There are a great number of early English saints whose cults flourished to some degree or other during the later half of the first millennium particularly during the sixth to eighth centuries, almost all of whom have been forgotten now and have disappeared from the popular consciousness.
These first English saints, what could be called Anglo-Saxon saints, were mainly the individuals responsible for the business of converting these previously pagan assortment of Germanic tribes to the Christian faith.
They include the first Archbishop of Canterbury, Augustine gentlemen such as Aidan, Birinus and Wilfred, sundry kings such as Aethelbert of Kent and Edwin and Oswald of Northumbria who were responsible for the introduction of the faith into their respective kingdoms, as well as more obviously ascetic holy men such as the likes of Saint Guthlac and Saint Cuthbert.

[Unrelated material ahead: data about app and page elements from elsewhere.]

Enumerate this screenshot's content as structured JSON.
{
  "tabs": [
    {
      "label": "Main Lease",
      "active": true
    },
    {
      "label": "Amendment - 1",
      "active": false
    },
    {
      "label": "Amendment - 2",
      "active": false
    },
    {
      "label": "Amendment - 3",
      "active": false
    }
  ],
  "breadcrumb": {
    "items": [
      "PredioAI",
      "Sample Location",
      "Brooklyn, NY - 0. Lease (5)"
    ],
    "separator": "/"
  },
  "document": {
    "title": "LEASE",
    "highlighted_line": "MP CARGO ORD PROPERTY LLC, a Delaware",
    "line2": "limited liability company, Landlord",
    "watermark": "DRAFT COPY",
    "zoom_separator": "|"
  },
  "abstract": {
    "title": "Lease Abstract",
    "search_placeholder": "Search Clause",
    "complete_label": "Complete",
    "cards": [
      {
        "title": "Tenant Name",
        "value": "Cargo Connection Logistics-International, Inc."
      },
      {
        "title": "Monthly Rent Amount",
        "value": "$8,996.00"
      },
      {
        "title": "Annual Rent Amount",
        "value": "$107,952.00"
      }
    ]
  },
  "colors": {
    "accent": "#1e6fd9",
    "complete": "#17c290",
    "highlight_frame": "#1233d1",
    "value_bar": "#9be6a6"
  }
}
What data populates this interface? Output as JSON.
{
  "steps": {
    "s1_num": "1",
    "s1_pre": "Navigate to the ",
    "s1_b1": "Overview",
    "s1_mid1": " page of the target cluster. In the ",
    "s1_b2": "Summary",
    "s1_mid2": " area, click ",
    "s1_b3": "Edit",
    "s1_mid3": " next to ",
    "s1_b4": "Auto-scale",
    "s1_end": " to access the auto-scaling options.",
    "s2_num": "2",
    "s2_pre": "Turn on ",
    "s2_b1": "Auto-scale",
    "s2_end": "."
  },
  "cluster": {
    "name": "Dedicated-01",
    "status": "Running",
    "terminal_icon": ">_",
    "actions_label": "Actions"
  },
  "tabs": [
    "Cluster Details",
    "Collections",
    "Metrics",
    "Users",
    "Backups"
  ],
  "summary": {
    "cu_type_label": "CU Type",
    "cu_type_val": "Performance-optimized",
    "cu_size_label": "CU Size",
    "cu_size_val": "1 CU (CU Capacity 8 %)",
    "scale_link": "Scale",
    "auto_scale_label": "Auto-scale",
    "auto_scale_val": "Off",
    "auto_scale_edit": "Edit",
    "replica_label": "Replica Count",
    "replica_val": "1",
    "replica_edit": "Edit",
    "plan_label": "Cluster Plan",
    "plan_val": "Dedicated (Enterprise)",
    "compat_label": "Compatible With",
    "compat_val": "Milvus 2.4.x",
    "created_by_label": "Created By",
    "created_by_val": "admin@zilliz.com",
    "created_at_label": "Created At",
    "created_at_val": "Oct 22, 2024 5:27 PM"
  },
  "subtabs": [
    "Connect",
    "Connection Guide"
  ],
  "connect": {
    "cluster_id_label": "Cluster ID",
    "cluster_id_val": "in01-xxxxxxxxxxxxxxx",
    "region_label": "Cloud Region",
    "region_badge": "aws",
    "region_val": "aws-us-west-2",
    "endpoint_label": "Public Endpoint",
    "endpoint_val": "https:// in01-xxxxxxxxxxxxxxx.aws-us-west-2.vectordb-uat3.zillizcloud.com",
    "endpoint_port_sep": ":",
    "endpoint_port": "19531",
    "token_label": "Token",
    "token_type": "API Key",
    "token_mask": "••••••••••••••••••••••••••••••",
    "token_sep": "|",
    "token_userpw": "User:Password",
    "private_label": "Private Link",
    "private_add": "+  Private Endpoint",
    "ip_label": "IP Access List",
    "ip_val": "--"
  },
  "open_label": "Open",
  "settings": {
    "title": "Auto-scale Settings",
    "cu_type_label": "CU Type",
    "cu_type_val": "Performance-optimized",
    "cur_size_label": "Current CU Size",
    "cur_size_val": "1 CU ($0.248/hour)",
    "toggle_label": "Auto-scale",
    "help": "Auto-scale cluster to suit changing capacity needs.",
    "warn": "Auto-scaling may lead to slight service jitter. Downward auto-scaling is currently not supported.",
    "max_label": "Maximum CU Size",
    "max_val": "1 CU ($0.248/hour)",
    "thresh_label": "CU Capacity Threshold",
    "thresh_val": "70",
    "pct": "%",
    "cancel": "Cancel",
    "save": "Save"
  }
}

Their disappearance is partly this was due to the Norman Conquest of England, as the new Norman Archbishop of Canterbury Lanfranc, instituted a number of reforms of the English church shortly after he took control in 1070. These included a revision of the church calendar and the removal of many of the old English (and occasionally Celtic saints) and a rededication of a number of churches to more familiar (to the Normans at least) French saints.
However the Norman influence did not completely eradicate the old saints, many survived the change of government and in fact benefited from Norman patronage and prospered under the new regime. A number of shrines such as those of Saint Cuthbert at Durham, Saint Swithun at Winchester or Saint Werburga at Chester received handsome new endowments from Norman landholders and developed into major centres of pilgrimage.
It was the Protestant Reformation that was responsible for the final demise of these early saints. During the Dissolution of the Monasteries many of the shrines were broken up with anything of value comprehensively looted and the relics scattered. The veneration of saints was officially discouraged and indeed viewed as a clear sign of adherence to the old Catholic faith and therefore a sign of both heresy and treason.
The Early English Saints
In alphabetical order
Sourced from various Orthodox websites such as
who for some reason take the business of English saints quite seriously.